— EXERCISE AIM —
Report how many lines in the material hold the word "background". No other content is required.
★ ★ ★
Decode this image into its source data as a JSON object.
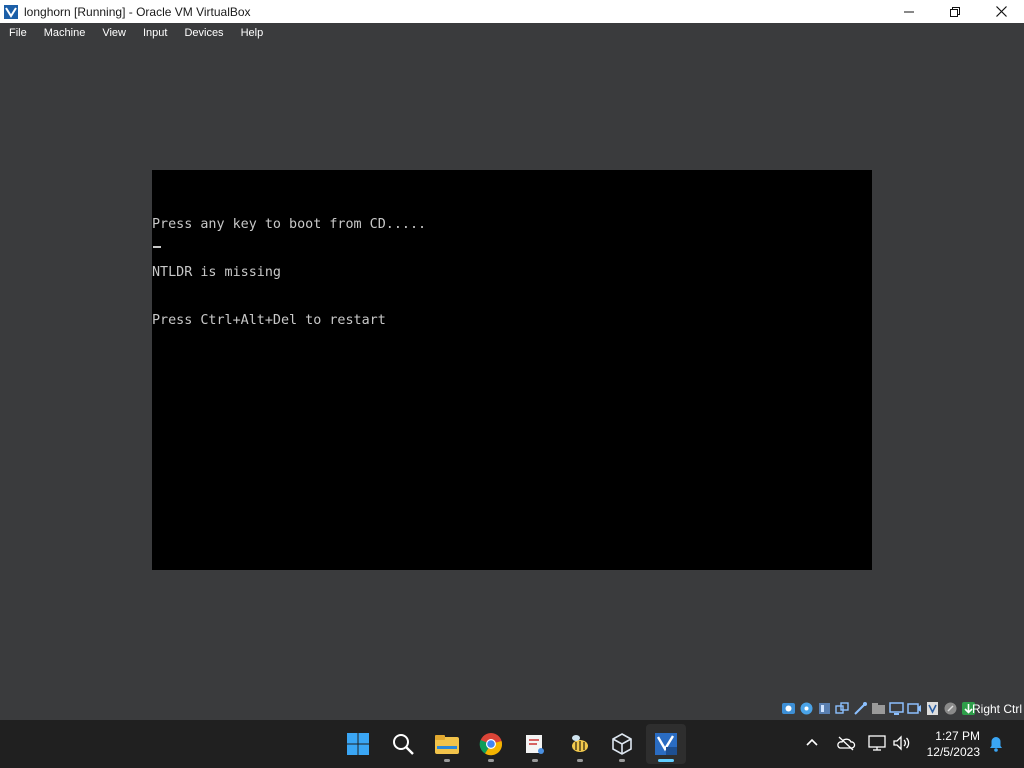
{
  "window": {
    "title": "longhorn [Running] - Oracle VM VirtualBox",
    "icons": {
      "app": "virtualbox-icon",
      "minimize": "minimize-icon",
      "restore": "restore-icon",
      "close": "close-icon"
    }
  },
  "menubar": {
    "items": [
      {
        "label": "File"
      },
      {
        "label": "Machine"
      },
      {
        "label": "View"
      },
      {
        "label": "Input"
      },
      {
        "label": "Devices"
      },
      {
        "label": "Help"
      }
    ]
  },
  "vm_console": {
    "lines": [
      "Press any key to boot from CD.....",
      "NTLDR is missing",
      "Press Ctrl+Alt+Del to restart"
    ],
    "text_color": "#c8c8c8",
    "background": "#000000"
  },
  "statusbar": {
    "icons": [
      "hard-disk-icon",
      "optical-drive-icon",
      "audio-icon",
      "network-icon",
      "usb-icon",
      "shared-folders-icon",
      "display-icon",
      "recording-icon",
      "virtualization-icon",
      "mouse-integration-icon",
      "keyboard-icon"
    ],
    "host_key_label": "Right Ctrl"
  },
  "taskbar": {
    "apps": [
      "start-icon",
      "search-icon",
      "file-explorer-icon",
      "chrome-icon",
      "snipping-tool-icon",
      "bee-app-icon",
      "virtualbox-manager-icon",
      "virtualbox-vm-xp-icon"
    ],
    "tray": {
      "icons": [
        "show-hidden-icons-chevron",
        "onedrive-offline-icon",
        "network-icon",
        "volume-icon",
        "notification-bell-icon"
      ],
      "time": "1:27 PM",
      "date": "12/5/2023"
    }
  },
  "colors": {
    "background": "#3a3b3d",
    "taskbar": "#202020",
    "accent": "#60cdff"
  }
}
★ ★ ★
— ANSWER TO THE EXERCISE —
2